Sudoers

The /etc/sudoers file gives users the ability to run commands that are typically reserved for administrators. The commands require a password or no password, depending on how you set them up in the sudoers file. The sudoers file can’t be edited using any text editor. You have to use visudo.

$ visudo

Add groups to access sudo.

# Allow users in techgroup to run all commands
%techgroup   ALL=(ALL)   NOPASSWD: ALL
# Allow users in techgroup without a password
%techgroup   ALL=(ALL)   NOPASSWD: ALL
# Allow users in techgroup to shutdown the system
%techgroup   localhost=/sbin/shutdown -h now
#includedir /etc/sudoers.d
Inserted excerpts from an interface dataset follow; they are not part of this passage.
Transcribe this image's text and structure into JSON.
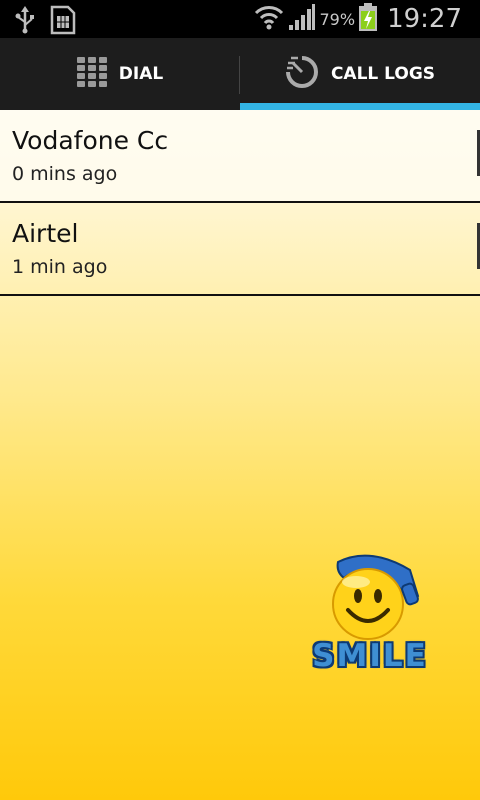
{
  "status_bar": {
    "battery_percent": "79%",
    "time": "19:27",
    "icons": [
      "usb-icon",
      "sim-card-icon",
      "wifi-icon",
      "signal-icon",
      "battery-charging-icon"
    ]
  },
  "tabs": [
    {
      "label": "DIAL",
      "icon": "keypad-icon",
      "selected": false
    },
    {
      "label": "CALL LOGS",
      "icon": "call-log-icon",
      "selected": true
    }
  ],
  "call_logs": [
    {
      "name": "Vodafone Cc",
      "time": "0 mins ago"
    },
    {
      "name": "Airtel",
      "time": "1 min ago"
    }
  ],
  "logo": {
    "text": "SMILE"
  },
  "colors": {
    "accent": "#33b5e5",
    "tabbar": "#1d1d1d",
    "logo_blue": "#3f8fd3"
  }
}
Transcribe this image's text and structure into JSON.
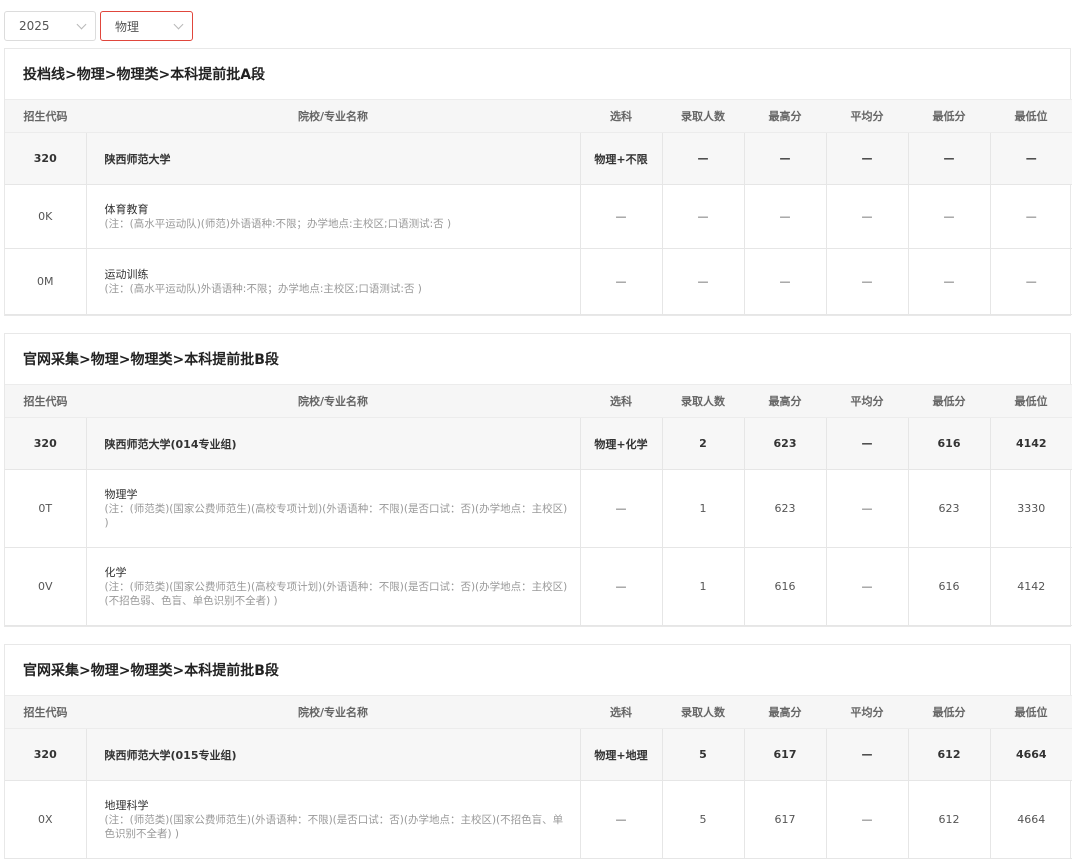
{
  "filters": {
    "year": "2025",
    "subject": "物理"
  },
  "headers": [
    "招生代码",
    "院校/专业名称",
    "选科",
    "录取人数",
    "最高分",
    "平均分",
    "最低分",
    "最低位"
  ],
  "sections": [
    {
      "title": "投档线>物理>物理类>本科提前批A段",
      "group": {
        "code": "320",
        "name": "陕西师范大学",
        "subject": "物理+不限",
        "count": "—",
        "max": "—",
        "avg": "—",
        "min": "—",
        "rank": "—"
      },
      "rows": [
        {
          "code": "0K",
          "major": "体育教育",
          "note": "(注：(高水平运动队)(师范)外语语种:不限；办学地点:主校区;口语测试:否 )",
          "subject": "—",
          "count": "—",
          "max": "—",
          "avg": "—",
          "min": "—",
          "rank": "—"
        },
        {
          "code": "0M",
          "major": "运动训练",
          "note": "(注：(高水平运动队)外语语种:不限；办学地点:主校区;口语测试:否 )",
          "subject": "—",
          "count": "—",
          "max": "—",
          "avg": "—",
          "min": "—",
          "rank": "—"
        }
      ]
    },
    {
      "title": "官网采集>物理>物理类>本科提前批B段",
      "group": {
        "code": "320",
        "name": "陕西师范大学(014专业组)",
        "subject": "物理+化学",
        "count": "2",
        "max": "623",
        "avg": "—",
        "min": "616",
        "rank": "4142"
      },
      "rows": [
        {
          "code": "0T",
          "major": "物理学",
          "note": "(注：(师范类)(国家公费师范生)(高校专项计划)(外语语种：不限)(是否口试：否)(办学地点：主校区) )",
          "subject": "—",
          "count": "1",
          "max": "623",
          "avg": "—",
          "min": "623",
          "rank": "3330"
        },
        {
          "code": "0V",
          "major": "化学",
          "note": "(注：(师范类)(国家公费师范生)(高校专项计划)(外语语种：不限)(是否口试：否)(办学地点：主校区)(不招色弱、色盲、单色识别不全者) )",
          "subject": "—",
          "count": "1",
          "max": "616",
          "avg": "—",
          "min": "616",
          "rank": "4142"
        }
      ]
    },
    {
      "title": "官网采集>物理>物理类>本科提前批B段",
      "group": {
        "code": "320",
        "name": "陕西师范大学(015专业组)",
        "subject": "物理+地理",
        "count": "5",
        "max": "617",
        "avg": "—",
        "min": "612",
        "rank": "4664"
      },
      "rows": [
        {
          "code": "0X",
          "major": "地理科学",
          "note": "(注：(师范类)(国家公费师范生)(外语语种：不限)(是否口试：否)(办学地点：主校区)(不招色盲、单色识别不全者) )",
          "subject": "—",
          "count": "5",
          "max": "617",
          "avg": "—",
          "min": "612",
          "rank": "4664"
        }
      ]
    }
  ]
}
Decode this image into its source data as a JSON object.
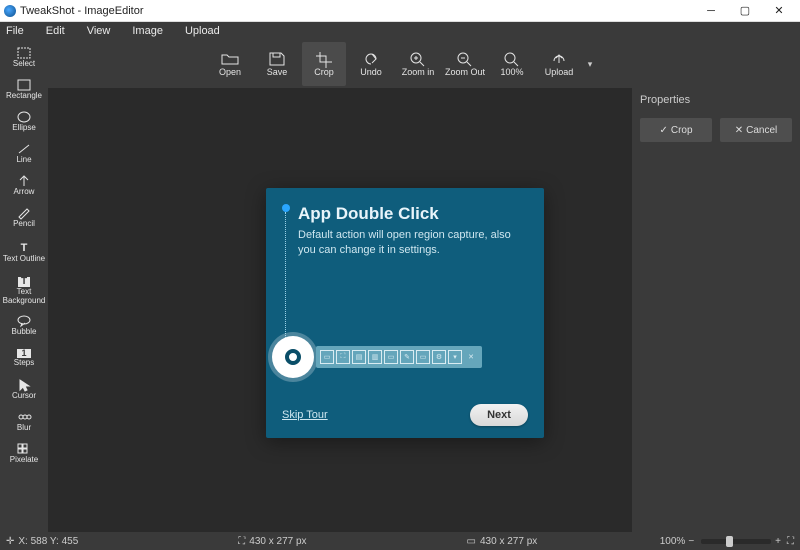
{
  "window": {
    "title": "TweakShot - ImageEditor"
  },
  "menu": [
    "File",
    "Edit",
    "View",
    "Image",
    "Upload"
  ],
  "sidebar": [
    {
      "label": "Select"
    },
    {
      "label": "Rectangle"
    },
    {
      "label": "Ellipse"
    },
    {
      "label": "Line"
    },
    {
      "label": "Arrow"
    },
    {
      "label": "Pencil"
    },
    {
      "label": "Text Outline"
    },
    {
      "label": "Text Background"
    },
    {
      "label": "Bubble"
    },
    {
      "label": "Steps"
    },
    {
      "label": "Cursor"
    },
    {
      "label": "Blur"
    },
    {
      "label": "Pixelate"
    }
  ],
  "toolbar": {
    "open": "Open",
    "save": "Save",
    "crop": "Crop",
    "undo": "Undo",
    "zoomin": "Zoom in",
    "zoomout": "Zoom Out",
    "hundred": "100%",
    "upload": "Upload"
  },
  "properties": {
    "title": "Properties",
    "crop": "Crop",
    "cancel": "Cancel"
  },
  "dialog": {
    "title": "App Double Click",
    "body": "Default action will open region capture, also you can change it in settings.",
    "skip": "Skip Tour",
    "next": "Next"
  },
  "status": {
    "coords": "X: 588 Y: 455",
    "dim1": "430 x 277 px",
    "dim2": "430 x 277 px",
    "zoom": "100%"
  }
}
Typically you have to add your groups in the sudoers file. Notice the last line. Sudoers will include config files found under the /etc/sudoers.d directory. In certain circumstances, there are others pieces of software such as compliance software CFEngine that writes over changes in the sudoers file. If this is the case, then you have to add your groups in a file inside the /etc/sudoers.d directory.